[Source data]

━━━━━━━━━━

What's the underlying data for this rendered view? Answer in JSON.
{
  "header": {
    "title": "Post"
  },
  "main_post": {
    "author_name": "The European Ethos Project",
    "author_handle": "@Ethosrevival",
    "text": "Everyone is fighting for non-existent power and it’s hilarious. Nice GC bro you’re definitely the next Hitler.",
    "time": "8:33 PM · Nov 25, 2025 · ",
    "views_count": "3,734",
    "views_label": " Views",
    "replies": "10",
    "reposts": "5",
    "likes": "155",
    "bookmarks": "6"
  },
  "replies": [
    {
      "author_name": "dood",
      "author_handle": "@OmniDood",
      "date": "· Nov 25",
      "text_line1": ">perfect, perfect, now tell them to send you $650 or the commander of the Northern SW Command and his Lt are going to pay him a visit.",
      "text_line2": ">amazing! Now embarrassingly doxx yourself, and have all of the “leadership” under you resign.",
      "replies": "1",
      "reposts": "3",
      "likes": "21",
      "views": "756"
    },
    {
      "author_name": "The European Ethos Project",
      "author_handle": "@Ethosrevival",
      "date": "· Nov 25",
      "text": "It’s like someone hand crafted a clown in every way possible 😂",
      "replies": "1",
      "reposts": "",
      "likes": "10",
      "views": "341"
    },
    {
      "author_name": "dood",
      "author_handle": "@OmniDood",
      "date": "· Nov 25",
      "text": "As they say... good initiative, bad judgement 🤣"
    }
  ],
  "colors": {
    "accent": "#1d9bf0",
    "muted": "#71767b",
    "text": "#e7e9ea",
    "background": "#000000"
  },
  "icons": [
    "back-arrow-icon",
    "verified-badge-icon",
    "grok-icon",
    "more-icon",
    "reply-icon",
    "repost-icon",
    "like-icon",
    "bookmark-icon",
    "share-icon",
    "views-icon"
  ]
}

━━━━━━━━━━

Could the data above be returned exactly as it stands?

What's the underlying data for this rendered view? Answer in JSON.
{
  "header": {
    "title": "Post"
  },
  "main_post": {
    "author_name": "The European Ethos Project",
    "author_handle": "@Ethosrevival",
    "text": "Everyone is fighting for non-existent power and it’s hilarious. Nice GC bro you’re definitely the next Hitler.",
    "time": "8:33 PM · Nov 25, 2025 · ",
    "views_count": "3,734",
    "views_label": " Views",
    "replies": "10",
    "reposts": "5",
    "likes": "155",
    "bookmarks": "6"
  },
  "replies": [
    {
      "author_name": "dood",
      "author_handle": "@OmniDood",
      "date": "· Nov 25",
      "text_line1": ">perfect, perfect, now tell them to send you $650 or the commander of the Northern SW Command and his Lt are going to pay him a visit.",
      "text_line2": ">amazing! Now embarrassingly doxx yourself, and have all of the “leadership” under you resign.",
      "replies": "1",
      "reposts": "3",
      "likes": "21",
      "views": "756"
    },
    {
      "author_name": "The European Ethos Project",
      "author_handle": "@Ethosrevival",
      "date": "· Nov 25",
      "text": "It’s like someone hand crafted a clown in every way possible 😂",
      "replies": "1",
      "reposts": "",
      "likes": "10",
      "views": "341"
    },
    {
      "author_name": "dood",
      "author_handle": "@OmniDood",
      "date": "· Nov 25",
      "text": "As they say... good initiative, bad judgement 🤣"
    }
  ],
  "colors": {
    "accent": "#1d9bf0",
    "muted": "#71767b",
    "text": "#e7e9ea",
    "background": "#000000"
  },
  "icons": [
    "back-arrow-icon",
    "verified-badge-icon",
    "grok-icon",
    "more-icon",
    "reply-icon",
    "repost-icon",
    "like-icon",
    "bookmark-icon",
    "share-icon",
    "views-icon"
  ]
}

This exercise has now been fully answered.